"This is the brand new policy of Wells Fargo as of January 2010: to close expeditiously within 30 days of submitting an offer.
Thereâ€™s nothing I can do - itâ€™s beyond my control. Itâ€™s all in the hands of the bank: Wells Fargo.
If we donâ€™t close on time, then the property will go to the bank and youâ€™ll have to leave anyway.
If thereâ€™s any way I can help you find an alternative apartment, please let me know.
Your best bet will be West Side Rentals or the L.A. times on line.
Please see this email as an official 30 day notice to vacate the property above."
I spoke with my land lord yesterday and he offered my roommate and i $400 to move out in addition to our deposit. I am more than willing to move, I just feel as if 30days is way to short of notice being that i have to find a new condo, and save for move in costs.
I have been told by numerous people that there is a chance that I could negotiate relocation fees... I have yet to hear back from the attorney, but was wondering if anyone has heard of this?
I am hoping to get all relocation fees covered. But update as of last night, I was told that it is in the bank's hands now and my land lord can't do anything... seems a bit shady to me, but i am hoping for the best!
I feel for you.
I strongly suggest you see a real estate attorney.
Bring your lease with you.

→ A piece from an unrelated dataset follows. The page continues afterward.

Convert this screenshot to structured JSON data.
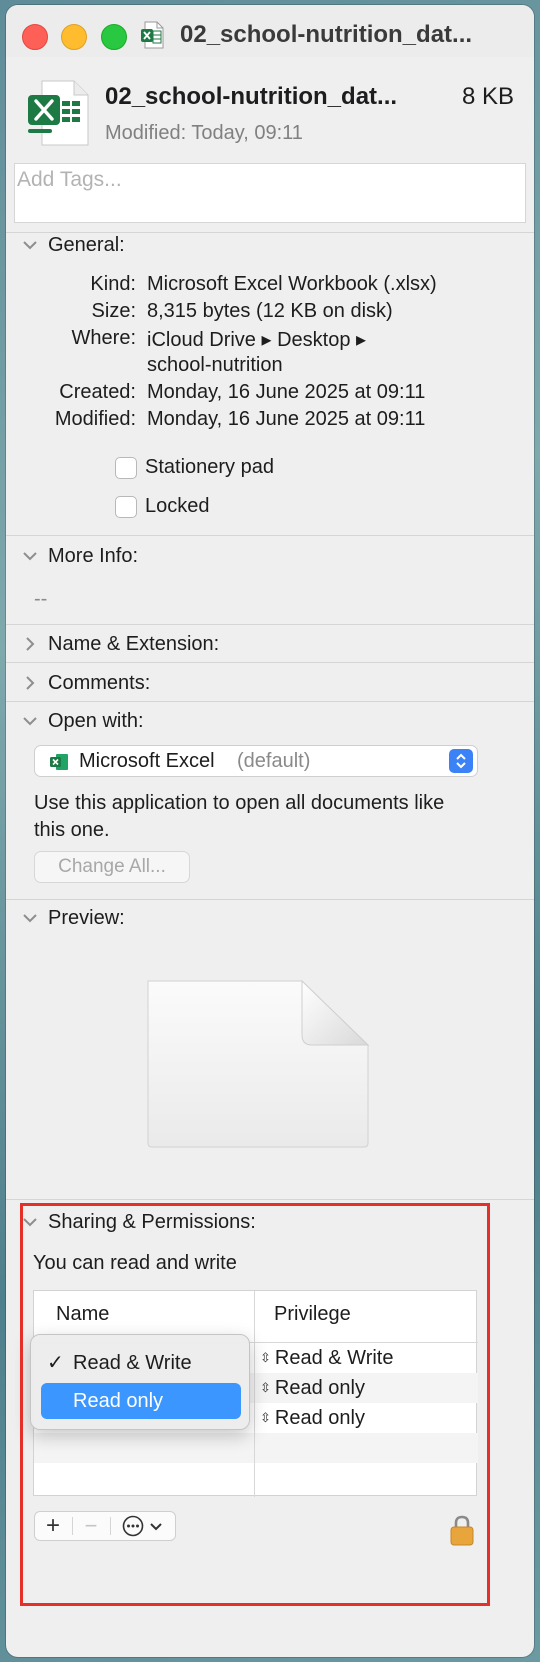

Perhaps sending the information to the attorney so the attorney can research it would be a good idea.
Don't let the idea of an attorney hold you back. I highly doubt it will cost you all that much to find out, and you may have your attorney send a letter to your landlord.
I am not an attorney and I cannot give legal advice.
I wish you the best in your situation,
So Cal Homes Realty
The fact that the seller is trying to do a short sale does not mean he will be able to sell it as a short sale. For the seller to be approved to even move forward with that they will have to fill out a very extensive package for the bank which is basically a very detailed financial statement. Once the bank reviews the package they then decide if the owner and house would be eligible for a short sale. If they DO agree, the house would be listed for a price to bring in offers. If they do NOT agree, the owner can still list the house but will have to pay all the funds owed.
In addition, if the house does not sell as a short sale it will be taken back by the bank. In quite a few instances, where there is a tenant in the property, some banks are working with the tenant to remain in the property. It depends on what type of loan the seller has.
Hope this has helped a little. It is a difficult position to be placed in. Again, an attorney is probably your best route at this point.
RE/MAX Greater Atlanta
770-973-9700 ext 289